Brittany: Why do you think people of color have a unique role to play?
Sharhonda: I think that people who share the backgrounds and experiences of the communities we serve are uniquely positioned to be champions for our kids and to help bridge divides. I grew up in Watts and attended a high school that had a 60 percent graduation rate. I know what it’s like to know when the best option in your community isn’t setting you up for success. Through my work, I’ve also seen what’s possible in communities like the one in which I grew up ...
Layla: Many of us grew up and live in the communities at the center of efforts to improve education. So this work is at our core and keeps us grounded. That doesn’t mean only people color of can do this work. But our experiences give us insights into the needs of our students, their social and emotional needs, and the trauma they may be bringing to school.
Leaders who share the experiences of the communities they hope to serve are more likely to understand the root problems, and therefore will be positioned to find stronger solutions. While this seems intuitive, educators in both traditional and innovative spaces struggle with this concept. Predictably, the haters of education progress want to stop this kind of authentic representation, because it will challenge their orthodoxy.
Speaking of ingrained beliefs, Alan Noble of The Atlantic looks at religious higher education institutions that prevent same-sex relationships on campus:
Certain private religious institutions are legally allowed to maintain these policies, which might mean they refuse to hire faculty in same-sex relationships or deny housing for married same-sex students. Many of these schools accept tuition in the form of federal and state grants and loans. That’s led critics, including the Human Rights Campaign, Campus Pride, and some LGBT students, to see these exemptions as discrimination hidden behind religion—and even worse, government-subsidized discrimination. Students whose expression of sexual or gender identity conflicts with their campus’s conduct code face a difficult and often painful situation. They may reconsider their place at the university, their faith, their relationships, and their future. Fears of expulsion and shame may prevent these students from talking openly to school officials, which leaves them vulnerable to abuse and lacking adequate community support.

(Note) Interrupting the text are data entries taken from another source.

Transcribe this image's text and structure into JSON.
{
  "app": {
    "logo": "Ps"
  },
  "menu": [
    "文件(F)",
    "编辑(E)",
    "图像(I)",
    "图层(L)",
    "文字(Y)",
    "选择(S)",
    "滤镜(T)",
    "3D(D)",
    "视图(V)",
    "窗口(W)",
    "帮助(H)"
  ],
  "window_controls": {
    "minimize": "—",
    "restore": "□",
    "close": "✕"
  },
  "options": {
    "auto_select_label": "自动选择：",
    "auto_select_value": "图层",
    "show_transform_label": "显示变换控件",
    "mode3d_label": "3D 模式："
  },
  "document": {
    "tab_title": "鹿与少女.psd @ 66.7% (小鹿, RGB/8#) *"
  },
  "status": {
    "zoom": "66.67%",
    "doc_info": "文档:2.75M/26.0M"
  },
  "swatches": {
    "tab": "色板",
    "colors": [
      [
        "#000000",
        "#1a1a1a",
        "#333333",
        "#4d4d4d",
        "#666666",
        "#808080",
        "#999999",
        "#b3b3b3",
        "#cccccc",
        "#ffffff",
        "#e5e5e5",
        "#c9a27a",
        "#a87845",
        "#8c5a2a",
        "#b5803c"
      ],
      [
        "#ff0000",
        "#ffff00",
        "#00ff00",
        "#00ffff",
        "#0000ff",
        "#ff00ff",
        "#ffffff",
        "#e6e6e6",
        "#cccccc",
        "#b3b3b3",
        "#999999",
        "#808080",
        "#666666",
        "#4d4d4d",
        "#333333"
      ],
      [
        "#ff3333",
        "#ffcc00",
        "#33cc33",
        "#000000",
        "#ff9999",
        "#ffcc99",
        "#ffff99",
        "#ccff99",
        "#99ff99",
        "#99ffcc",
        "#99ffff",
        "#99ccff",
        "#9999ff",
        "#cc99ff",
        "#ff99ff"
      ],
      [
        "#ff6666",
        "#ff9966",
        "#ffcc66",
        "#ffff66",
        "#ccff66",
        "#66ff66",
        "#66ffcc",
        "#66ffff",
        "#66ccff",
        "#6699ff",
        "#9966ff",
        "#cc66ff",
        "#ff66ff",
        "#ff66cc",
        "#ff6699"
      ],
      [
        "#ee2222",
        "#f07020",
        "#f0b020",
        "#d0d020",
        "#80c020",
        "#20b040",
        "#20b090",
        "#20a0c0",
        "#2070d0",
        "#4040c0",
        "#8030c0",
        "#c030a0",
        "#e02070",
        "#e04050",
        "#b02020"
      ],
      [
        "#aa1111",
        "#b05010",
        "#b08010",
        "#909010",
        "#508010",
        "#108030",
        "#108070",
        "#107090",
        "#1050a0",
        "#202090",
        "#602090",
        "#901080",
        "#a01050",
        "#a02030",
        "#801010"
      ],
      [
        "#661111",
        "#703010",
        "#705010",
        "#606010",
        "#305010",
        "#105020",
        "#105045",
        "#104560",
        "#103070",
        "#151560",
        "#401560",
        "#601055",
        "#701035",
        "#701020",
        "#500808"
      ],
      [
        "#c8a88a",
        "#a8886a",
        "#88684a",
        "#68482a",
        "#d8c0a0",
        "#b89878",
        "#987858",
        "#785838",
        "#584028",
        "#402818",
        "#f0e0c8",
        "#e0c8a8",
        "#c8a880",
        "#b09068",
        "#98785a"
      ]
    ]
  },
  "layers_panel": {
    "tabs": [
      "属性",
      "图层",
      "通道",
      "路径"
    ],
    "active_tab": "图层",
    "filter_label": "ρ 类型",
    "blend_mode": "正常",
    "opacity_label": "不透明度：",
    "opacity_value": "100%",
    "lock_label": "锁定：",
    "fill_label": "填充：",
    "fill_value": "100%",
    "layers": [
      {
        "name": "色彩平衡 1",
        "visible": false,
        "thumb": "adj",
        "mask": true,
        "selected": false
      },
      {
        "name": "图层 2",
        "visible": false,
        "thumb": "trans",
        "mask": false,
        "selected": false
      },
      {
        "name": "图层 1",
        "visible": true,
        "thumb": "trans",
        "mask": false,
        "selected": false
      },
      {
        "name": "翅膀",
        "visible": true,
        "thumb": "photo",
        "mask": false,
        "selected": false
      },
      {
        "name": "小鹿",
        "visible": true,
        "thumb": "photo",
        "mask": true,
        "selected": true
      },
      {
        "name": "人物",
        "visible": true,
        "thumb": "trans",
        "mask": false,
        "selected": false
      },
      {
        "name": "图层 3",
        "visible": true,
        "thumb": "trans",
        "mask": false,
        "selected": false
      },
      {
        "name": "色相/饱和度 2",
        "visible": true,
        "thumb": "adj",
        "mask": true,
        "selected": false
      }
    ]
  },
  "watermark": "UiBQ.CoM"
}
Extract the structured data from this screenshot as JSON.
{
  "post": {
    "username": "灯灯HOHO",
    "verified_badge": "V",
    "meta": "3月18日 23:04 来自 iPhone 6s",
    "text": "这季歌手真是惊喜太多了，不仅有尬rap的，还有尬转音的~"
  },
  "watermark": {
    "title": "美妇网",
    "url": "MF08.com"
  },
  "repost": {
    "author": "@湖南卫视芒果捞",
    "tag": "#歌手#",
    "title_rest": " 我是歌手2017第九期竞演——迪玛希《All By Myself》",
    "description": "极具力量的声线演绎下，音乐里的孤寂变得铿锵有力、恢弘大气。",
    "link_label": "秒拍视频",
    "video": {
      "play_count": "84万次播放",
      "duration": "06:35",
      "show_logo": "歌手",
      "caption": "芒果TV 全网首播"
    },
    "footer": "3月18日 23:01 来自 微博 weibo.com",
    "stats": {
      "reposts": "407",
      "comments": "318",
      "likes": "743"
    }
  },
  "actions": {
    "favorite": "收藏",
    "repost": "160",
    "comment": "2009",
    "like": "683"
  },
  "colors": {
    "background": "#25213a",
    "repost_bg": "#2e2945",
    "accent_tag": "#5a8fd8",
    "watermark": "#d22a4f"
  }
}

The author of the piece wants to find a middle ground, but I disagree. When private institutions can discriminate based on sexual orientation, we open the floodgates to myriad other kinds of discrimination. "Religious freedom" should not be used as a cudgel to enforce discrimination.
In other news, John Deasey, the former superintendent of the Los Angeles public schools, writes an open letter to Ta-Nehisi Coates wherein he explains his new venture, to help find alternatives to youth incarceration:

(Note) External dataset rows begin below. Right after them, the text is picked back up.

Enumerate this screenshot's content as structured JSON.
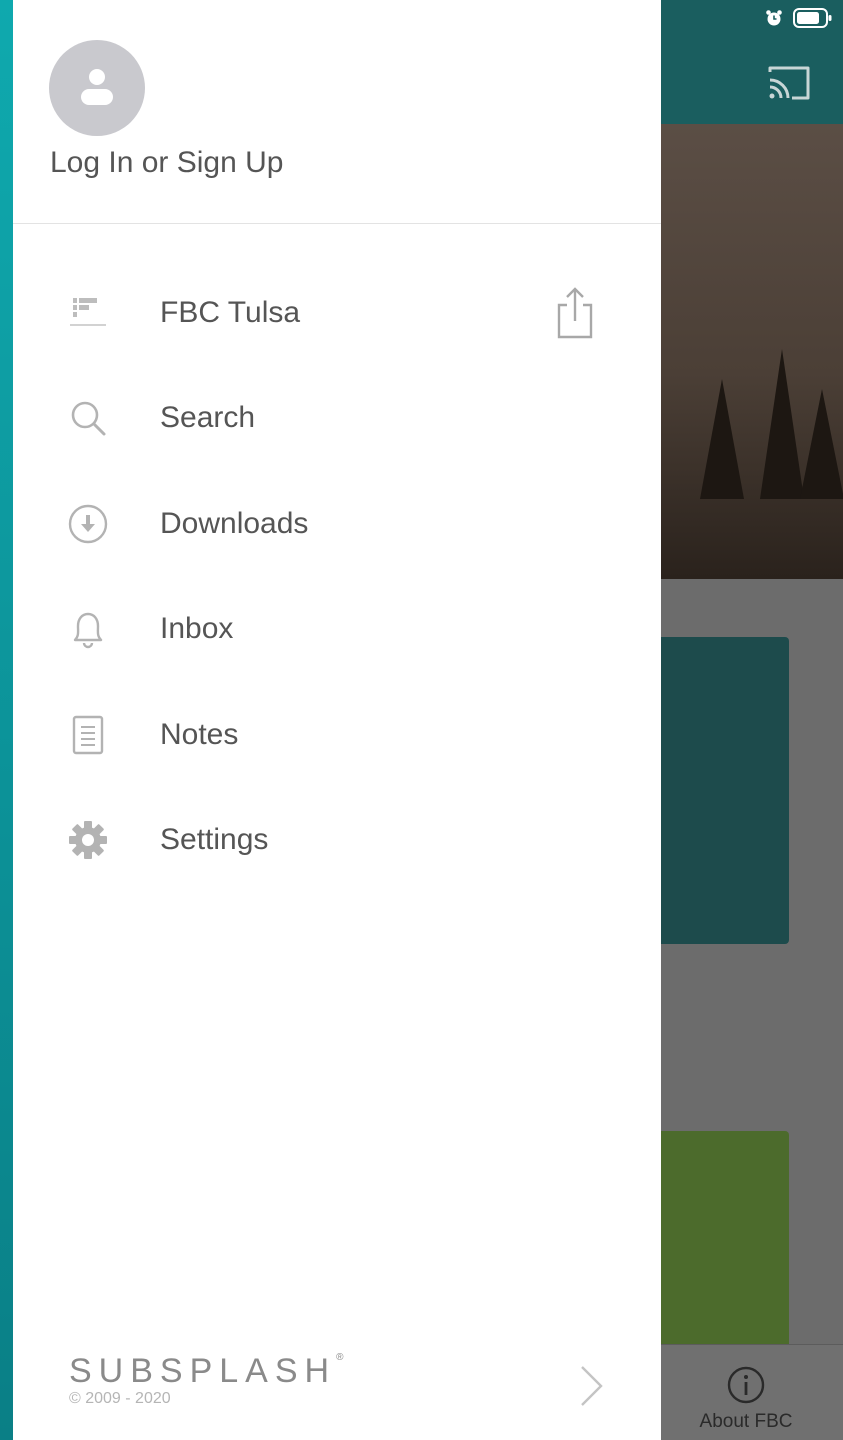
{
  "profile": {
    "login_label": "Log In or Sign Up"
  },
  "menu": {
    "items": [
      {
        "label": "FBC Tulsa",
        "icon": "fbc-logo-icon"
      },
      {
        "label": "Search",
        "icon": "search-icon"
      },
      {
        "label": "Downloads",
        "icon": "download-icon"
      },
      {
        "label": "Inbox",
        "icon": "bell-icon"
      },
      {
        "label": "Notes",
        "icon": "notes-icon"
      },
      {
        "label": "Settings",
        "icon": "gear-icon"
      }
    ]
  },
  "footer": {
    "brand": "SUBSPLASH",
    "copyright": "© 2009 - 2020"
  },
  "background_app": {
    "tab_about_label": "About FBC"
  },
  "colors": {
    "header_teal": "#1a5e5f",
    "drawer_bg": "#ffffff",
    "text_gray": "#555555",
    "icon_gray": "#b3b3b3"
  }
}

... my last promise is to use the next phase of my career to champion juvenile redemption, and to help promote alternatives to juvenile incarceration. Since my graduation from college, I have witnessed every conceivable policy and practice for dealing with youth discipline. What remains crystal clear in my opinion and experience is that nearly all forms are devoid of the essential experience of redemption. I will use my strength and privilege to establish alternatives to mass juvenile incarceration that are designed instead to be fully redemptive; to eliminate recidivism. There are, of course, consequences to breaking the law, and yet, there are few, if any, ‘programs’ that fundamentally lead to non-recidivism.

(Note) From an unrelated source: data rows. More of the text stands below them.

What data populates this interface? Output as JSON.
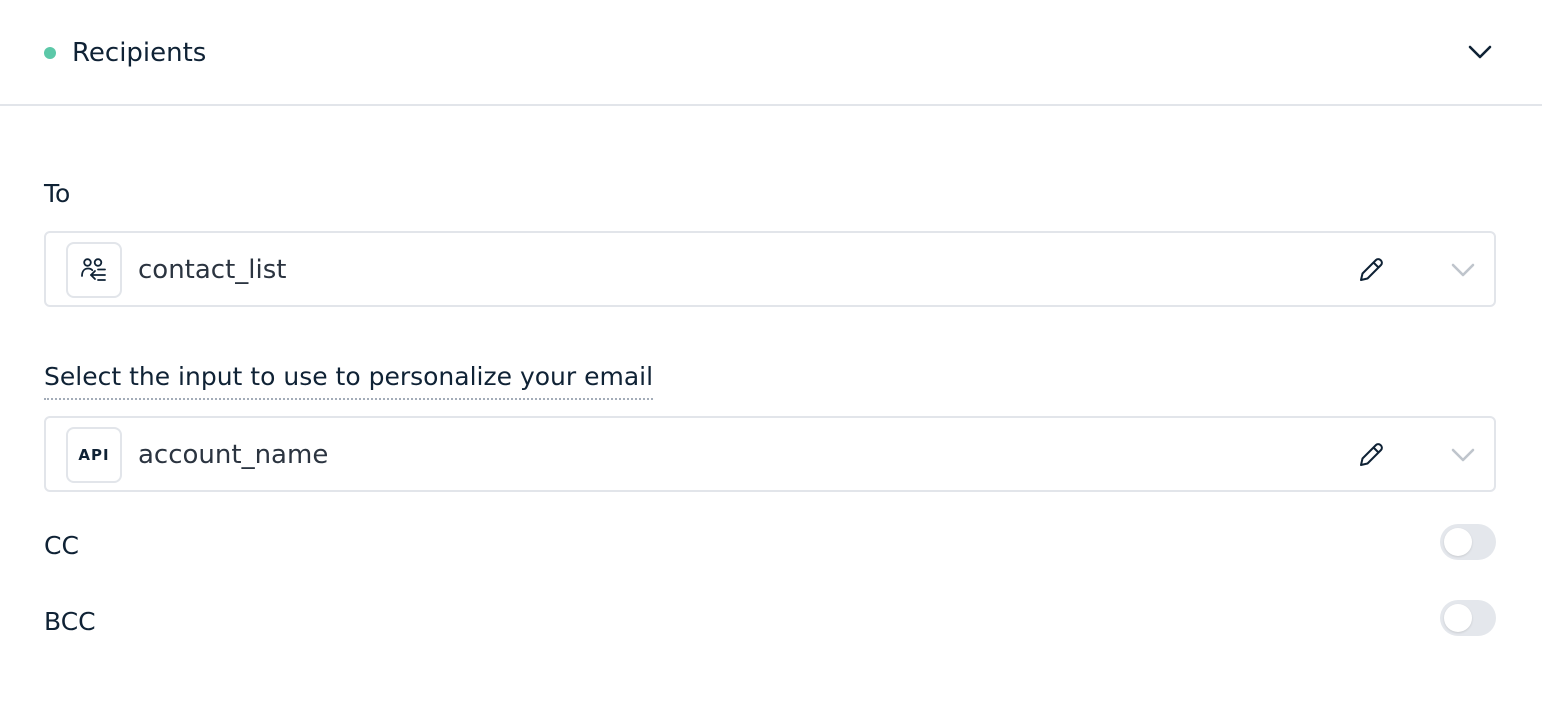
{
  "section": {
    "title": "Recipients",
    "status_color": "#5cc8a8",
    "expanded": true
  },
  "to_field": {
    "label": "To",
    "value": "contact_list",
    "type_icon": "contacts-icon"
  },
  "personalize_field": {
    "label": "Select the input to use to personalize your email",
    "value": "account_name",
    "type_badge": "API"
  },
  "cc": {
    "label": "CC",
    "enabled": false
  },
  "bcc": {
    "label": "BCC",
    "enabled": false
  },
  "icons": {
    "edit": "pencil-icon",
    "dropdown": "chevron-down-icon",
    "collapse": "chevron-down-icon"
  }
}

Deasey wrestles with the role of white leadership in racial justice, reparations, education, and justice in this letter, all topics that should resonate for regular readers here, so be sure to check it out.
Finally, Alan Richard at the Hechinger Report looks at a rural school district that has been the beneficiary of the Obama administration's education policies:
President Obama’s signature education policies such as Race to the Top and the expanded School Improvement Grant program to turn around low-performing schools didn’t always reach places like Dillon and Southern communities like it, however, where schools face the triple problems of poverty, a legacy of racial segregation and distance from jobs and resources that could help uplift the community. “The challenges in rural communities are very real—funding, teacher recruitment and retention, access to technology, poverty, ever-changing expectations, and professional development and support,” U.S. Secretary of Education John B. King Jr. told The Hechinger Report. “These issues, though national, are often felt first, deepest and longest in rural schools" ... Not only is the middle school new, but the high school graduation rate has soared from 57 percent to 91 percent in four years. Still, just half of Dillon’s new graduates enroll in two- or four-year college, compared with 70 percent statewide.
It seems appropriate to do at least some modest celebrating, even though this is just one place, and there's a long way to go. Richard examines what worked and didn't in the district, and he also asks whether there's more that the federal government can do for rural schools. Many of us who work on issues of concentrated urban poverty are clueless when it comes to rural schooling, so I encourage everyone to give this a deep read. Have a great day!